In 2013 KWAG volunteers removed the disfiguring tennis court from the front of the park. 

Amongst our biggest and most physically challenging achievements must by the flight of 61 steps installed through Penpole Wood. This sought to restore an historic connection between the carriage drive and one of the historic Georgian pleasure walks below. The latter had been formed in the 1760s, but the connection had become impassable. The formation of steps restored an important circular walk. The first three months of 2015 saw most of the work finished, but the need to pile some of the steps into the bedrock required a return the following year to finally complete the job using a different approach. Already popular even before we’d finished building them we hope they will continue to be of benefit for many years yet.

The revived pleasure walk in Penpole Wood fitted out with new steps in 2015. 
A serpentine set of steps gave new accessible access between the Echo and the historic terrace behind.

The skills we’d picked up on the Penpole steps were reemployed in 2017 when we installed another short, but important stretch linking the Echo to the viewing terrace behind it. Although an historic path had existed it had long since vanished, and the going was steep, muddy and impassable for anyone with a wheelchair or unsteady on their feet. A new serpentine set of steps created an accessible route for everyone to enjoy, followed the Georgian path closely, and reconnected two important historic features. We’re grateful for all the volunteers who have helped in these projects, and particularly to Jim Ellis who has organised and provided logistics for many of our grand projects.

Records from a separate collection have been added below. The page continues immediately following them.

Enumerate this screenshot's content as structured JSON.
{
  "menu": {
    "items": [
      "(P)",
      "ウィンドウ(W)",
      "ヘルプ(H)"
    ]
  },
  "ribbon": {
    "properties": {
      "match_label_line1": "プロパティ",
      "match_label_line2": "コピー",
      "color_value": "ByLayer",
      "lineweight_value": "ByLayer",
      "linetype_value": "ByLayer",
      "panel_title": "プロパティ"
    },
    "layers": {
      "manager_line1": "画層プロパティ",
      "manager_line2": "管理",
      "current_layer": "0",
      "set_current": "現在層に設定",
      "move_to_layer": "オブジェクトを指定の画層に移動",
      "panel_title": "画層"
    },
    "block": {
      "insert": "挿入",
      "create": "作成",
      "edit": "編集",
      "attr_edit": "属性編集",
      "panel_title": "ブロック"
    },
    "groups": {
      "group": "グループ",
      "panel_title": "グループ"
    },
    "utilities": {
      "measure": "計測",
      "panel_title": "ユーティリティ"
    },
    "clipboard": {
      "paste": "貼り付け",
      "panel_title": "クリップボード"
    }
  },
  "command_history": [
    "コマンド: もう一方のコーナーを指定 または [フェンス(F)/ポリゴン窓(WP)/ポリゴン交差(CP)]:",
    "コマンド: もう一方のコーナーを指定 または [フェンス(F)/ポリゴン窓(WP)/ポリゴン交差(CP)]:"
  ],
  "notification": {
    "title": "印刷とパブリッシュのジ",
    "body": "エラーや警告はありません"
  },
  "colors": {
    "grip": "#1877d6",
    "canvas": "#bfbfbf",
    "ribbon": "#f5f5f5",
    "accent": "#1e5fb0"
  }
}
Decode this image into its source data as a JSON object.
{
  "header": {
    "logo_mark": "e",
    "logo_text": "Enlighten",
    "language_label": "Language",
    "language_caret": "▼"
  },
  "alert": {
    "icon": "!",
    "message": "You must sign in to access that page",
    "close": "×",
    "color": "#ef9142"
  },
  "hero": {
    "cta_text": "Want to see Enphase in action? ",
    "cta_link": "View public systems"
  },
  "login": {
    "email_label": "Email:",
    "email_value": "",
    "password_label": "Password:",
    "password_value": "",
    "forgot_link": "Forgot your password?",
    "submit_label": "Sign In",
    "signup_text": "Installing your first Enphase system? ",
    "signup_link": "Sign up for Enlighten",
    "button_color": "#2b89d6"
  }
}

As well as installing new infrastructure we’ve enhanced the park in softer ways. In partnership with One Tree per Child we’ve planted hundreds of new saplings within Penpole Wood to help regenerate native woodland. Particular thanks are due to Celia Ellis who has helped coordinate these works and has taken such an active role for both our organisations.

Families came out to help KWAG plant 8000 daffodil bulbs on the Centre in 2019.

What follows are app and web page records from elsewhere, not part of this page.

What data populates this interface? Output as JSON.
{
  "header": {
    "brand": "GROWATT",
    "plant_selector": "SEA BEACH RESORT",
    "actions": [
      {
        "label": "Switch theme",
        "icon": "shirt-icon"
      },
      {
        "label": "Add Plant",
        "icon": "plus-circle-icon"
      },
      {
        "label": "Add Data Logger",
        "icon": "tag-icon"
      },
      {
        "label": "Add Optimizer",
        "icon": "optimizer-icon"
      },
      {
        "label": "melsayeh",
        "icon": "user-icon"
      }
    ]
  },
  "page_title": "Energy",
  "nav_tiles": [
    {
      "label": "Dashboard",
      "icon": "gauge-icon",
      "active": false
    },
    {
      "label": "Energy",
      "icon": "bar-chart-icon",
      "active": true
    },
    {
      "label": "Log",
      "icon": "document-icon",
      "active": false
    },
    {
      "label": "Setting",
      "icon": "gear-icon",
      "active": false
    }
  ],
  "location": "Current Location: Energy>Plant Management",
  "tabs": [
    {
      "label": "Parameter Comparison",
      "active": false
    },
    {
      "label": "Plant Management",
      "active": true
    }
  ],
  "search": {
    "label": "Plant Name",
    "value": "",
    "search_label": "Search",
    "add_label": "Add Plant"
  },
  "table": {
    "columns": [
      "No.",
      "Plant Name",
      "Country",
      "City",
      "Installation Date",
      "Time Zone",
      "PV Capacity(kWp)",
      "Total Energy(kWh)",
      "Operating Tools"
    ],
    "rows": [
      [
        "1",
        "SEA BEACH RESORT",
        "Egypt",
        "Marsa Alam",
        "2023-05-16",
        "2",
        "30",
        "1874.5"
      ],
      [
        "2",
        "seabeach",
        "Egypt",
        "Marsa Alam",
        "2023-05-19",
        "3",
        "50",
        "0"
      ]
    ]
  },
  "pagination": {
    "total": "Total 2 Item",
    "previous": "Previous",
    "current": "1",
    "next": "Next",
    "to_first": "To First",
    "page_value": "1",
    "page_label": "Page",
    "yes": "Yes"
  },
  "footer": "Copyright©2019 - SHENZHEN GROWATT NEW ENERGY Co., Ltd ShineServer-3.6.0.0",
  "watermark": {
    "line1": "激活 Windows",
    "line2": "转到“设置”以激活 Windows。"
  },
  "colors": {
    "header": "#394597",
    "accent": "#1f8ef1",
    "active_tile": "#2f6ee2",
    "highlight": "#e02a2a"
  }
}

Every year since 2013 we’ve carried out our annual Big Bulb Plant, strengthening native wildflower populations and enhancing the park for visitors. In the last eight years we’ve planted over 64,000 bulbs, from daffodils to bluebells, cyclamen, and fritillary. Woodland areas have benefited from bluebells where the choking cherry laurel have been removed, and new displays of daffodils have become a highlight of the Kings Weston year. It’s at The Circle that our efforts to conserve and enhance have converged with greatest effect. In 2011 it was in a poor state, engulfed in brambles with laurels hard behind them. Conservation work pushed back the undergrowth, we followed through with grass seed and diligent maintenance until 2019 when it was planted with 8000 daffodils. The results have been inspiring and we hope for a similar display this year.

Daffodils burst to life on The Circle in March last year

However, probably our greatest planting achievement was the reinstatement of the avenue of lime trees framing the main front of Kings Weston house. This was replanted as a memorial to KWAG’s co-founder, Tim Denning who died in 2012 and was completed as a schools project in January 2014. The avenue of seventeen new trees restores some of the formal relationship between house and grounds, balancing out the existing ancient lime avenue, and restoring a long lost landscape feature.

The memorial avenue planted in 2014 in memory of Tim Denning, one of KWAG’s founders. 
one of three Scots Pines planted last month to replace the historic Sentinels below the Echo.

As part of our tenth anniversary events we will be planting more trees around the estate. In January three new Scots Pine saplings were planted to replace some of the mighty “Sentinels” in the woodland below the Echo. The original trees were planted perhaps two centuries ago, but some are now succumbing to decay. We hope that these three new sentinels will grow to continue the species’ vigil over the estate for many years to come.